Development of carbon-black-epoxy-based sensors for monitoring water ingress in composite materials 

Adverse water accumulation in composite structures can lead to corrosion, a gain of undesired weight and even a loss of structural coherence e.g. in sandwich materials. Therefore, a network of sensors permanently surveying water uptake should be used to monitor the structural integrity of composites and prevent failure in the long run. Filler-reinforced materials, made of an insulating polymer matrix filled with conductive fillers, are promising percolation sensors giving a sigmoidal resistive response curve that usually ranges over multiple orders of magnitude caused by swelling of the matrix induced by water sorption. The probability of detecting critical levels of moisture is then superior with respect to linear or quasi-linear humidity sensors. Carbon Black fillers (CB) and thermal-resistant epoxy were selected as they are promising materials for producing low-cost humidity sensors that can be seamless integrated to composite structures during manufacturing. However, the electrical behavior of CB-epoxy nanocomposites upon water aging has scarcely been investigated and methods for embedding such sensors in composite structures on a large scale are yet to be developed. Therefore, this project aims at better understanding the interaction of water with the electrical percolation network in carbon-black-epoxy nanocomposites. Sensors with optimized filler-to-matrix ratio and dispersibility will be produced and, then embedded during manufacturing of e.g. sandwich composites.   
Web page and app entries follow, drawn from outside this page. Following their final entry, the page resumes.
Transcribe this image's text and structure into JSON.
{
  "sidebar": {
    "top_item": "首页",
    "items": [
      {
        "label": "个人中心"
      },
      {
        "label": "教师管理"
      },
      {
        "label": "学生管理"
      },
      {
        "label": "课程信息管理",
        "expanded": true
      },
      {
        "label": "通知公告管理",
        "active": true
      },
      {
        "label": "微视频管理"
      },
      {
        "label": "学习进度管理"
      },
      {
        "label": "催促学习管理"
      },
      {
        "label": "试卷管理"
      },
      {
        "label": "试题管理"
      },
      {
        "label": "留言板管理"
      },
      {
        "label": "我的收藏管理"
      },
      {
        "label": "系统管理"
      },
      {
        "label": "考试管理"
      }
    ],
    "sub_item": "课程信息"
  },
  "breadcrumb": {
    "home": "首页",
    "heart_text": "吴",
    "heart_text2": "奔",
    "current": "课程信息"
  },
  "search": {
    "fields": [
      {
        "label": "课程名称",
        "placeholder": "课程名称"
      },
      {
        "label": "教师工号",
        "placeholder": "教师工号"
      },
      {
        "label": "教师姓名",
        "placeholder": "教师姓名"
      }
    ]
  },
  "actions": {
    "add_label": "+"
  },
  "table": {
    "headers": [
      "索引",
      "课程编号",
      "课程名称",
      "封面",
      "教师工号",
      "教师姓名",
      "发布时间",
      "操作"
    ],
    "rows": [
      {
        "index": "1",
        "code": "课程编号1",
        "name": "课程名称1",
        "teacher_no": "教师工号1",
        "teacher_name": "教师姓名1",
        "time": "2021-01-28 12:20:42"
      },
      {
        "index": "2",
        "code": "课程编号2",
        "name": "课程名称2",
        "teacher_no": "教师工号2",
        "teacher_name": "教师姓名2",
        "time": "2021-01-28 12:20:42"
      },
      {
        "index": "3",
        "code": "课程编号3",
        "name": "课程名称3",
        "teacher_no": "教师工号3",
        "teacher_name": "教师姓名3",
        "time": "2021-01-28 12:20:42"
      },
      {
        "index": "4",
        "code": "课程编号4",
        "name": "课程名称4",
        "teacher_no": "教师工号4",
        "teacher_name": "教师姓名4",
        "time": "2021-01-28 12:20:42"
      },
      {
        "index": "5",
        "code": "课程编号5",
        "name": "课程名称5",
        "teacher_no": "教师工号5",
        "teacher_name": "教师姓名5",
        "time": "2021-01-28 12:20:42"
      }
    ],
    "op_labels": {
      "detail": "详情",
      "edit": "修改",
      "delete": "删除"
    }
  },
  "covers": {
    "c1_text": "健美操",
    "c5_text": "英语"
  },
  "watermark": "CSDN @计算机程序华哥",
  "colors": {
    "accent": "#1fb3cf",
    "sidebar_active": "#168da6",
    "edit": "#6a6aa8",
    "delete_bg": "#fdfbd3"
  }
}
People involved: Rémy Fauche 

Period: 2021-2025 

Funding scheme: Industrial Research fund 

For more information: